Fully-parametric language models generally require a huge number of model parameters to store the necessary knowledge for solving multiple natural language tasks in zero/few-shot settings. In addition, it is hard to adapt to the evolving world knowledge without the costly model re-training. In this paper, we develop a novel semi-parametric language model architecture, Knowledge-in-Context (KiC), which empowers a parametric text-to-text language model with a knowledge-rich external memory. Specifically, the external memory contains six different types of knowledge: entity, dictionary, commonsense, event, script, and causality knowledge. For each input instance, the KiC model adaptively selects a knowledge type and retrieves the most helpful pieces of knowledge. The input instance along with its knowledge augmentation is fed into a text-to-text model (e.g., T5) to generate the output answer, where both the input and the output are in natural language forms after prompting. Interestingly, we find that KiC can be identified as a special mixture-of-experts (MoE) model, where the knowledge selector plays the role of a router that is used to determine the sequence-to-expert assignment in MoE. This key observation inspires us to develop a novel algorithm for training KiC with an instance-adaptive knowledge selector. As a knowledge-rich semi-parametric language model, KiC only needs a much smaller parametric part to achieve superior zero-shot performance on unseen tasks. By evaluating on 40+ different tasks, we show that KiC_Large with 770M parameters easily outperforms large language models (LMs) that are 4-39x larger by a large margin. We also demonstrate that KiC exhibits emergent abilities at a much smaller model scale compared to the fully-parametric models.

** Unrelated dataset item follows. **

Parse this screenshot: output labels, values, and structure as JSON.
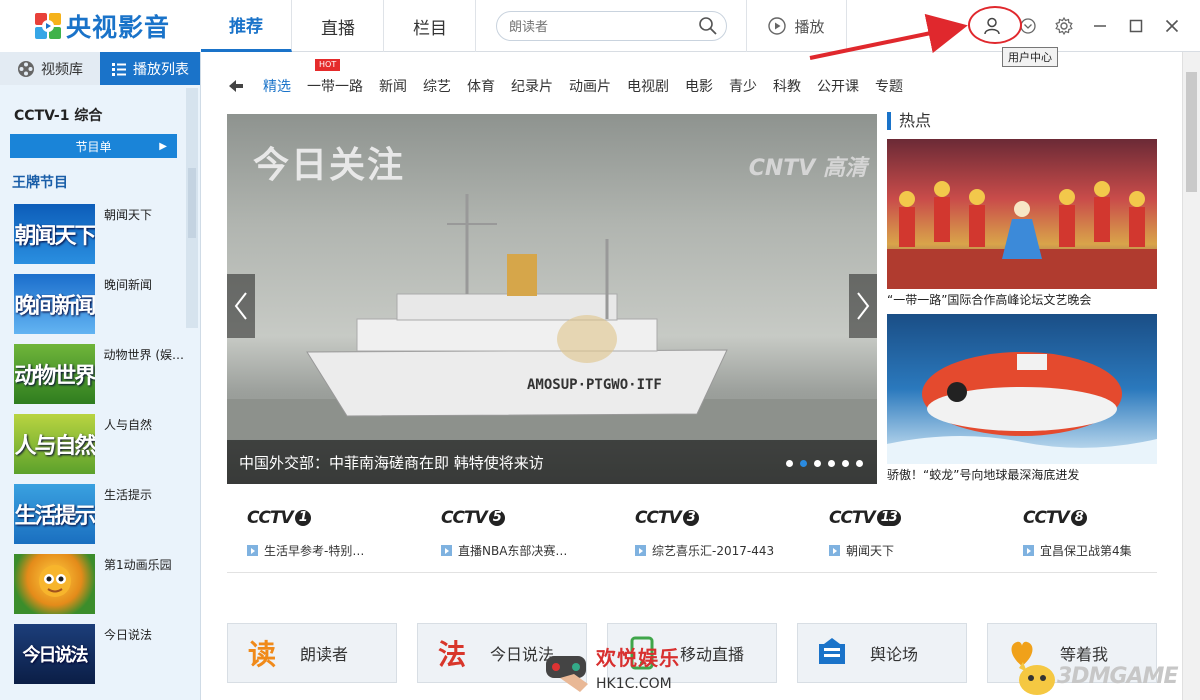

Integrating free-text explanations to in-context learning of large language models (LLM) is shown to elicit strong reasoning capabilities along with reasonable explanations. In this paper, we consider the problem of leveraging the explanations generated by LLM to improve the training of small reasoners, which are more favorable in real-production deployment due to their low cost. We systematically explore three explanation generation approaches from LLM and utilize a multi-task learning framework to facilitate small models to acquire strong reasoning power together with explanation generation capabilities. Experiments on multiple reasoning tasks show that our method can consistently and significantly outperform finetuning baselines across different settings, and even perform better than finetuning/prompting a 60x larger GPT-3 (175B) model by up to 9.5% in accuracy. As a side benefit, human evaluation further shows that our method can generate high-quality explanations to justify its predictions, moving towards the goal of explainable AI.